10:55. The tank column, led by a light tank, advances slowly. Women attempt to block the street. Some lie down in front of the leading tank. It stops but then starts moving again. The women are swept away by a powerful blast of water fired from a water cannon mounted on an armored car. Some women hang their rosaries on the barrels of tanks. Zomo trucks carrying about 2,000 police follow the tanks.

The strikers sing the national anthem as a water cannon opens up in the direction of sympathizers gathered on the opposite side of Pola street. The crowd, numbering several hundred, runs away chanting, "Gestapo." They regroup behind the mine's community center, but are scattered again by a barrage of tear gas.

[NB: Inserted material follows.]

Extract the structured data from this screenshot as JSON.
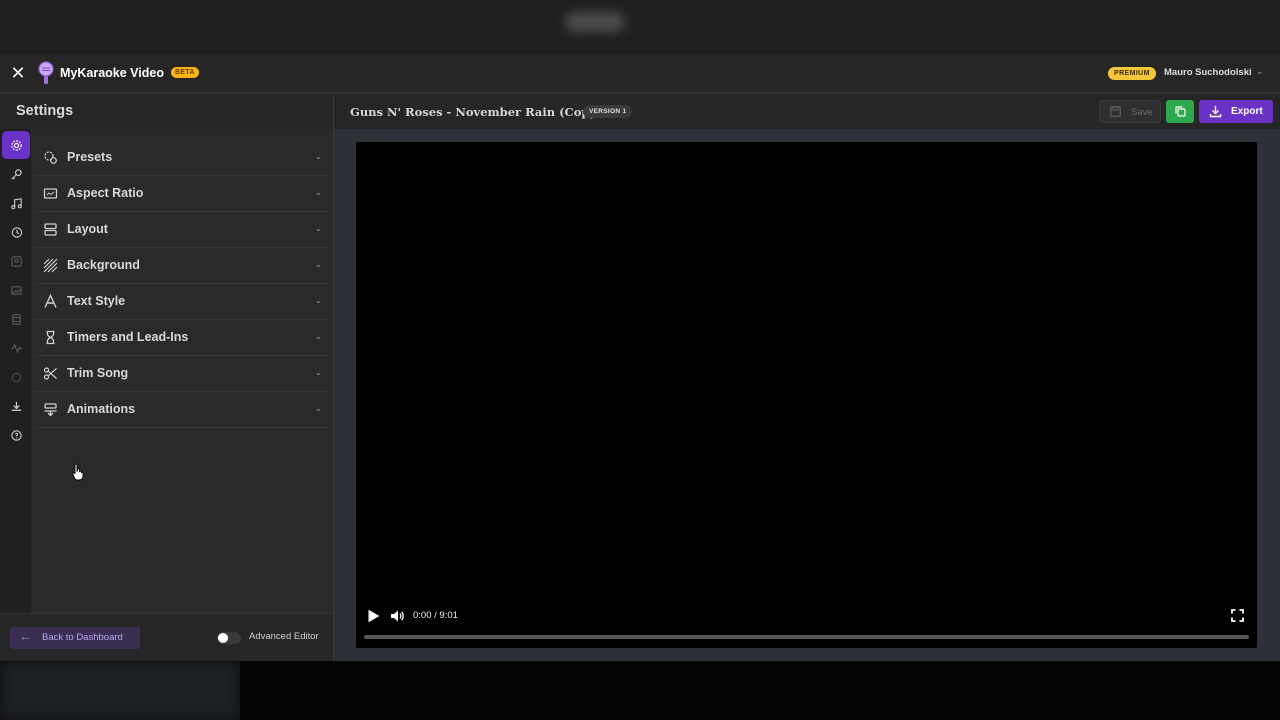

Amid the confusion, Zomo units launch a frontal attack against the mine. First they fire a barrage of tear gas. Then tanks demolish the second gate opposite the boiler house. Another tank smashes through a fence down the street, battering down the wall of a supply depot. Hordes of police rush in through the gaps in the fence. Wearing helmets and carrying shields, they lash out with their clubs and fire tear gas.

The tanks fire blank rounds. The rattle of a machine gun is heard along with single shots. The first ambulances arrive.

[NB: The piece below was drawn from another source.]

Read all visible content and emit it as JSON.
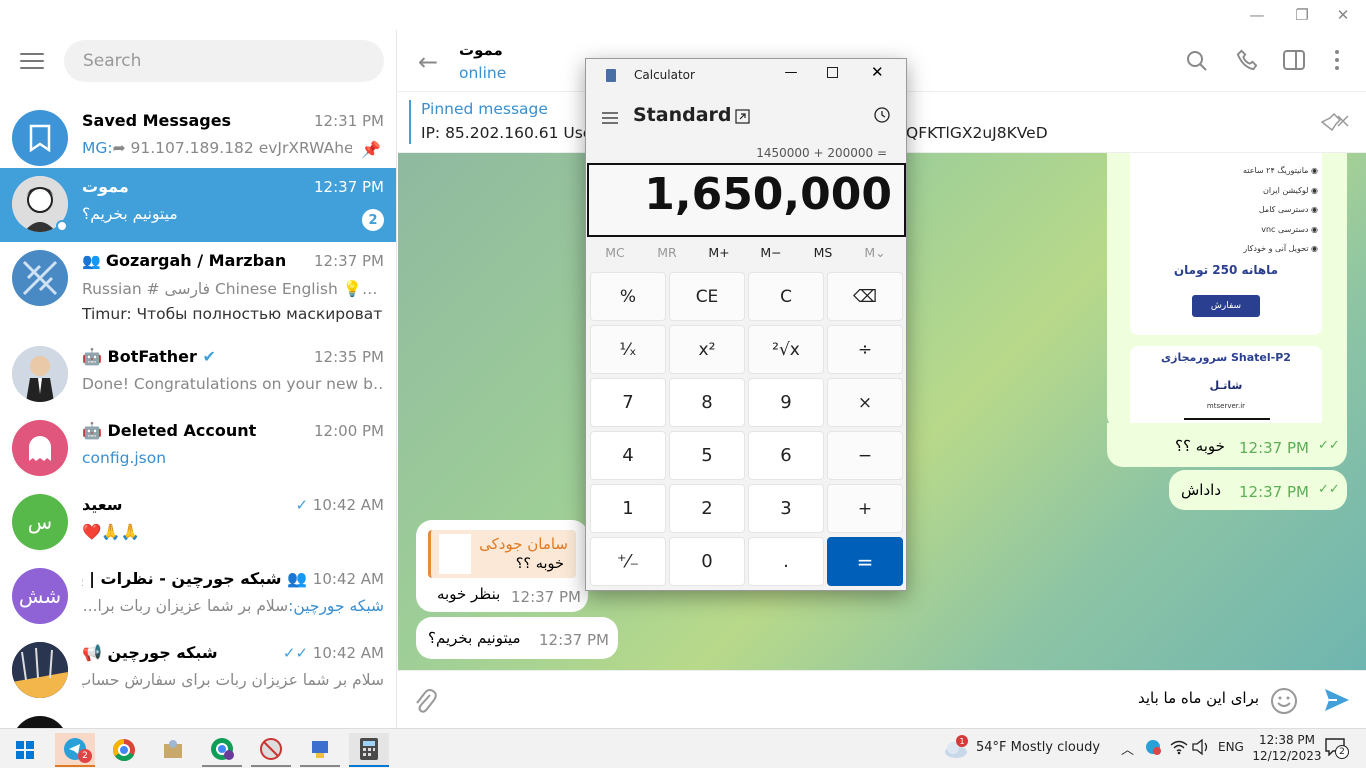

On the other side of the street, the sympathizers have overcome their initial shock. They start throwing stones at the Zomo. Women seem particularly determined and fearless. They pick up tear-gas grenades and throw them back at the police, who are forced to fight on two fronts. The second front, mostly young adults and school children, succeeds in harrying the rear of the police.

A group of sympathizers succeeds in blocking the street to the mine, preventing the movement of tanks. A mobile home is pushed across the street and turned on its side. The police mount another assault on the sympathizers. The crowd runs away, followed by more tear gas.

12:55 p.m. The battle has been going on two hours. The Zomo still cannot take the mine. News of many injuries is spreading in Katowice. Some Zomo are seen to remove injured miners from ambulances, loading their own instead. Some ambulance drivers are beaten. News spreads that Zomo used firearms and the miners took hostages.

(Officials later said that the security forces at one point were encircled by enraged miners. Many Zomo were injured and, on the ground, were attacked with axes, chains, and red-hot iron rods. It was at this point, according to the official account, that shooting began.)

A report says miners succeed in disabling a tank by breaking its tread with pneumatic drills. There is hand-to-hand combat in the courtyard outside the bathhouse.

1:30. A green rocket flare is fired into the air. The Zomo start pulling back. The area is covered with the empty tear-gas canisters. A choking stench is in the air. Ambulances drive in and out of the mine like bees at a hive. Stories of police beating wounded miners circulate among the onlookers. The police look frantically for the strike leaders, some of whom are also wounded.

The injured are taken to the Interior Ministry hospital. The dead are taken to the office of the mine rescue service. There are six of them--a seventh dies on the way to the hospital (and an eighth just after Christmas). Onlookers believe there are deaths among the Zomo as well.

Mediation continues with the miners, who earlier threatened to kill their hostages if fired upon. The miners demand withdrawal of Zomo forces, promising to go home afterward. The security-forces commander agrees, granting a 24-hour amnesty.

6:30. Miners leave. The hostages are released without bloodshed. The Army stays on the premises. And in the city, arrests begin despite the commander's word.

Thursday. At 8:30 a.m., the fence around the mine has been destroyed. Bulldozers clear the area. A cross is erected opposite the boiler house. Seven miners' oil lamps hang from its arms. The first flowers and candles are being laid beneath it. The air is still thick with tear gas, but the crowd grows around the cross.

Men bare their heads and women say prayers on their rosaries. The most repeated phrase: "Oh Lord, don't forgive them this." The dead miners are mainly between 24 and 26 years of age. All are said to have left families behind.

The miners return to work, but production is minimal. Grief and depression reign. A sole crumpled flag lies by the bathhouse. "Solidarity" is emblazoned on it.